Gov. Gretchen Whitmer addressed the State of Michigan after a plan to kidnap her and other Michigan government officials was thwarted by state and federal law enforcement agencies. She started by saying thank you to law enforcement and FBI agents who participated in stopping this [...]
By Crystal Proxmire
More than one hundred MTFs, FTMs, trans identifying, gender variant people and allies came to Geary Park on Saturday, Aug. 27 for the annual Transgender Pride in the Park Picnic.
“This is the first time I’ve experienced a transgender picnic,” said Jennifer Marcus, from Royal Oak. “I wanted to meet some of my transgender brothers and sisters. It’s important for us to bond. It would be nice to meet each other this way more.”
Organized by Transgender Michigan, the event is large but simple. The organization brought the burgers and hot dogs, and the guests brought a side dish to pass. A small auction and a jar for donations raised money to cover the cost.
The large turnout meant that many left having made new friends and feeling enthused to go back to their home communities.
Charlie Ford is a FTM active in promoting transgender visibility and support in Flint. He leads the Team T group of PFLAG-Flint and he is also the founder of Flint Trans Spectrum. The meetings regularly have 10-15 attendees, who together work through problems such as harassment, issues in the jail system and difficulty finding therapists and doctors. “Mainly people should know we exist,” Ford said. “We exist everywhere in the world, and we exist in Flint.”
Steph Turner came from Rochester to take part in the picnic. She is a member of the Michigan Trans Empowerment Task Force and a former member of the Transgender Michigan board. “Rachel (Crandall) and Susan (Crocker) started this in ’97 at a time when people couldn’t be as visible as they are,” Turner said. “It’s empowering to see how many more trans people are out and want to get involved.”
Marcus, who is part of the ACLU Lambda Legal program, also found a message of strength and hope last Saturday. “A lot of people forget how hard they had to fight to get their rights. In the sixties people stood up for themselves and each other.
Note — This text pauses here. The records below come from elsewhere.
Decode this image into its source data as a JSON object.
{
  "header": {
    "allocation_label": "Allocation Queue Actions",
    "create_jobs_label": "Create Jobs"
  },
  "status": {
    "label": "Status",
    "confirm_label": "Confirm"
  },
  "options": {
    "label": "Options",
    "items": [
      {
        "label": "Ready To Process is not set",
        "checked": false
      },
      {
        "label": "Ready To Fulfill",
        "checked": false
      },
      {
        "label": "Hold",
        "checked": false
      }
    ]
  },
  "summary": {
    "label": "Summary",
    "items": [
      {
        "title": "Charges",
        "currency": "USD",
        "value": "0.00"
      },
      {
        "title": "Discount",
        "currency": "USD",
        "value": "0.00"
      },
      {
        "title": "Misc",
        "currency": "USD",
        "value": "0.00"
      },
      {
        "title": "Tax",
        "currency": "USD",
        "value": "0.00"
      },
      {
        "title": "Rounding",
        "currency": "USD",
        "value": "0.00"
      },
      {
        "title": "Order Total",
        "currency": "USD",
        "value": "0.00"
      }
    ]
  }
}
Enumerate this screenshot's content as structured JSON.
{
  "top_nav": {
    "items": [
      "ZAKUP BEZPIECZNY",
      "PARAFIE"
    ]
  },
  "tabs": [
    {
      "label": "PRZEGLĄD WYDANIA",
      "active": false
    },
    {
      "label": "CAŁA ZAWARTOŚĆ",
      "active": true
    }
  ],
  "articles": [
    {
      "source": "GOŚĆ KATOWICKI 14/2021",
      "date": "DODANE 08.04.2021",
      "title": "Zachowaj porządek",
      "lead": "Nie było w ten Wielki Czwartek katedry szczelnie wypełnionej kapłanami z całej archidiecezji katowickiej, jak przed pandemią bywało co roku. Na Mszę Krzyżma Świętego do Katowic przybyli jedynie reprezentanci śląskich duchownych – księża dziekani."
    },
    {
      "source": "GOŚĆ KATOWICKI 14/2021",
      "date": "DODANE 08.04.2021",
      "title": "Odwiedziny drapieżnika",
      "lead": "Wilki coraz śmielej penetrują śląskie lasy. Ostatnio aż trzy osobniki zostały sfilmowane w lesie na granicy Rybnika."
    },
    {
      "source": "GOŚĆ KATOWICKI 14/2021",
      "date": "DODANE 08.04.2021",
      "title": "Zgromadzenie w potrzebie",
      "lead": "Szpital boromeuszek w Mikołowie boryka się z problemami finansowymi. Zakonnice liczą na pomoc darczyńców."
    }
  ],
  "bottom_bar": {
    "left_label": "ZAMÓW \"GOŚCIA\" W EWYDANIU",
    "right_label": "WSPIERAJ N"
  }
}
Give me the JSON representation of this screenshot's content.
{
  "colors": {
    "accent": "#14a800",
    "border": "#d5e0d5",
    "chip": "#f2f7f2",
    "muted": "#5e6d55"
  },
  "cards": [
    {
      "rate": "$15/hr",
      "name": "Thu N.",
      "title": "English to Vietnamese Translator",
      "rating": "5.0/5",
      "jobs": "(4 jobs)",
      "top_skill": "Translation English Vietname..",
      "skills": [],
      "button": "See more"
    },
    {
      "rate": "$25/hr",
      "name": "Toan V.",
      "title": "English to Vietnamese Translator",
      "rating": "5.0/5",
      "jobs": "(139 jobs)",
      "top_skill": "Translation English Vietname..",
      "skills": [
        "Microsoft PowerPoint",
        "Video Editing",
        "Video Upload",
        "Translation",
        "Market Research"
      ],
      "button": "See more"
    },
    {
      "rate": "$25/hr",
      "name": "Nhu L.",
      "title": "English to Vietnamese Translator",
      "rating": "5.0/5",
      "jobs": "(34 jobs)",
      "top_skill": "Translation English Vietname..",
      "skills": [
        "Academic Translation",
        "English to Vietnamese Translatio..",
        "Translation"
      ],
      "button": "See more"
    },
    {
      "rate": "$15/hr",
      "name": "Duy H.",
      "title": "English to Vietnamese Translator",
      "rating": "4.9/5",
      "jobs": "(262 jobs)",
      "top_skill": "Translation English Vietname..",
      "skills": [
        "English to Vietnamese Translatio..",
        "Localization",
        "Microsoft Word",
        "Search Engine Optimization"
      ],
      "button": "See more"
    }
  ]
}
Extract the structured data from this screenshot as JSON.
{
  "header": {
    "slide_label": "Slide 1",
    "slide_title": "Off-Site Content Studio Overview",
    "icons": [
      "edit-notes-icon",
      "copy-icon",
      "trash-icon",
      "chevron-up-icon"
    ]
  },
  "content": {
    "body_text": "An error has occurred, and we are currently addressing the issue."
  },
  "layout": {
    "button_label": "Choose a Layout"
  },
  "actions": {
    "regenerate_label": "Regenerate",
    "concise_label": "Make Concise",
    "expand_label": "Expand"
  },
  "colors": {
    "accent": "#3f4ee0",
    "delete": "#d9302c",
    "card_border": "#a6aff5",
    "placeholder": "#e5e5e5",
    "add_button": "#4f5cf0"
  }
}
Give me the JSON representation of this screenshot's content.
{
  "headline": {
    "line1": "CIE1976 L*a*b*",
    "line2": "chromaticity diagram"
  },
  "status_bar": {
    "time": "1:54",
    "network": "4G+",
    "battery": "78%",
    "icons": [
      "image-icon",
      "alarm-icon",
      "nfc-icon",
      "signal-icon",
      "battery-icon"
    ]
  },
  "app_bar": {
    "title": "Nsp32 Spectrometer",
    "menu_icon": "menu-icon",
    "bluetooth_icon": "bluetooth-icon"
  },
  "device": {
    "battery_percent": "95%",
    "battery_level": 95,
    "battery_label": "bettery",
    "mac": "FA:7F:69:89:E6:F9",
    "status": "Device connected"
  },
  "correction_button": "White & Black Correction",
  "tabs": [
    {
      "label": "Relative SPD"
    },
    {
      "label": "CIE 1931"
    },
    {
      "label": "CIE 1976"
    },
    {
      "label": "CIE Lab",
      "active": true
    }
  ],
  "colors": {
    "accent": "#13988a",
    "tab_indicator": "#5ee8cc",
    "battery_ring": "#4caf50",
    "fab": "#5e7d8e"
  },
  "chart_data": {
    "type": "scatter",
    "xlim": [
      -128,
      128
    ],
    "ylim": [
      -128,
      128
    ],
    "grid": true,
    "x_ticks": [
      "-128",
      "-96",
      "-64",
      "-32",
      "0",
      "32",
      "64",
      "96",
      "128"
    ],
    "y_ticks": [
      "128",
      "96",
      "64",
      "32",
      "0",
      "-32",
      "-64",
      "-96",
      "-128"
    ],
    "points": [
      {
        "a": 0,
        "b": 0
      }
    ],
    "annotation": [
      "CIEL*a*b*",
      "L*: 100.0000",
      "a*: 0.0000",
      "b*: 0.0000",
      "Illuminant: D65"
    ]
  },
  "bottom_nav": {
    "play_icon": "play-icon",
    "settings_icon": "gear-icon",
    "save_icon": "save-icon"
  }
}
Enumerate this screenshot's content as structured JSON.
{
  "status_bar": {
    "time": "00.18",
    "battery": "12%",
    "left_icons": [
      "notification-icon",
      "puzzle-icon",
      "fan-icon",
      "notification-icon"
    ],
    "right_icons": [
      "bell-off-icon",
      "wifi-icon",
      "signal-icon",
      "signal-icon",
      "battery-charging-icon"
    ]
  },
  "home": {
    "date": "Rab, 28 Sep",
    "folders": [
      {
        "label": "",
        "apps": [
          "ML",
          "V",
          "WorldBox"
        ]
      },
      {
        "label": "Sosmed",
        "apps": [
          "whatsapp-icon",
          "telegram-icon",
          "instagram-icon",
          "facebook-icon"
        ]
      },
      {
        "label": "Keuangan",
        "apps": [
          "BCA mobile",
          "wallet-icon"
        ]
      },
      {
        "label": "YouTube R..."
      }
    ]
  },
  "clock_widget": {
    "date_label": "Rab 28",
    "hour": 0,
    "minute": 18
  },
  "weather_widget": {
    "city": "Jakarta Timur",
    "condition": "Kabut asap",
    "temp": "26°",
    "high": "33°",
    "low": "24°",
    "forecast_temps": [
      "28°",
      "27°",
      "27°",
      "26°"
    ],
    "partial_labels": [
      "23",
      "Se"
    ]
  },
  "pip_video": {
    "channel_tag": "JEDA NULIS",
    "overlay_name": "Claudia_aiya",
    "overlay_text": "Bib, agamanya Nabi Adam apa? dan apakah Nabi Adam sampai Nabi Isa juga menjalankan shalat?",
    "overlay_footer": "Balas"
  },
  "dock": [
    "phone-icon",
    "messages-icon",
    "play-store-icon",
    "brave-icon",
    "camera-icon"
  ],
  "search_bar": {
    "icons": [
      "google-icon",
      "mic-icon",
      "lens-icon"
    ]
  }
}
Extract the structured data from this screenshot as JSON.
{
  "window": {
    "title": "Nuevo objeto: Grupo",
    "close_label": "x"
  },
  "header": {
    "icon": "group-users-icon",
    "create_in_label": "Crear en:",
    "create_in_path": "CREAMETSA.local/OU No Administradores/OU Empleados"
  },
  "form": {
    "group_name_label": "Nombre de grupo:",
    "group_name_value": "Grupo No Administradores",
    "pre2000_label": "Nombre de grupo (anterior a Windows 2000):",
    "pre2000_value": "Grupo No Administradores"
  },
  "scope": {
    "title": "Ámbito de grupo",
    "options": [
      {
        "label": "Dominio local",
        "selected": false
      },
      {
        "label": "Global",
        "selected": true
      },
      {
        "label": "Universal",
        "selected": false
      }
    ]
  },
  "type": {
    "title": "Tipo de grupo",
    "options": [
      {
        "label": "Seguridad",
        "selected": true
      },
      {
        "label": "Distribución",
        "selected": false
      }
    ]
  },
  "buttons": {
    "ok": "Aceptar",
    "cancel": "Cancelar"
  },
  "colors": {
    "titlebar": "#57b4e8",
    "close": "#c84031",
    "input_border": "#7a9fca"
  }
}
But the eighties came along and we got our cocaine and our big manufacturing jobs, our electronic toys and gadgets and we forgot where we came from,” Marcus said. “This is the kind of thing we need to get back to – having a voice.”
Transgender Michigan board member Vanessa Emma Goldman remembers the frustration of having to hide her gender expression as a child. “Growing up in Wyandotte in the seventies, you didn’t talk about things like this,” Goldman said. “I came out in 2005 and I joined the board in 2008 because I think it’s important. Having an organization like Transgender Michigan makes it possible to come out and be more comfortable in transitioning.” Goldman lives in Gaines Township, a place she says works well for her because “it is out in the country where people keep to themselves,” though she still presents herself as male most of the time in public.
“For a lot of people this is the only day they can be themselves and interact with other transgender people,” said Transgender Michigan co-founder Rachel Crandall. She said 106 people attended, ranging from toddler-age to 80, with the farthest away coming from Texas.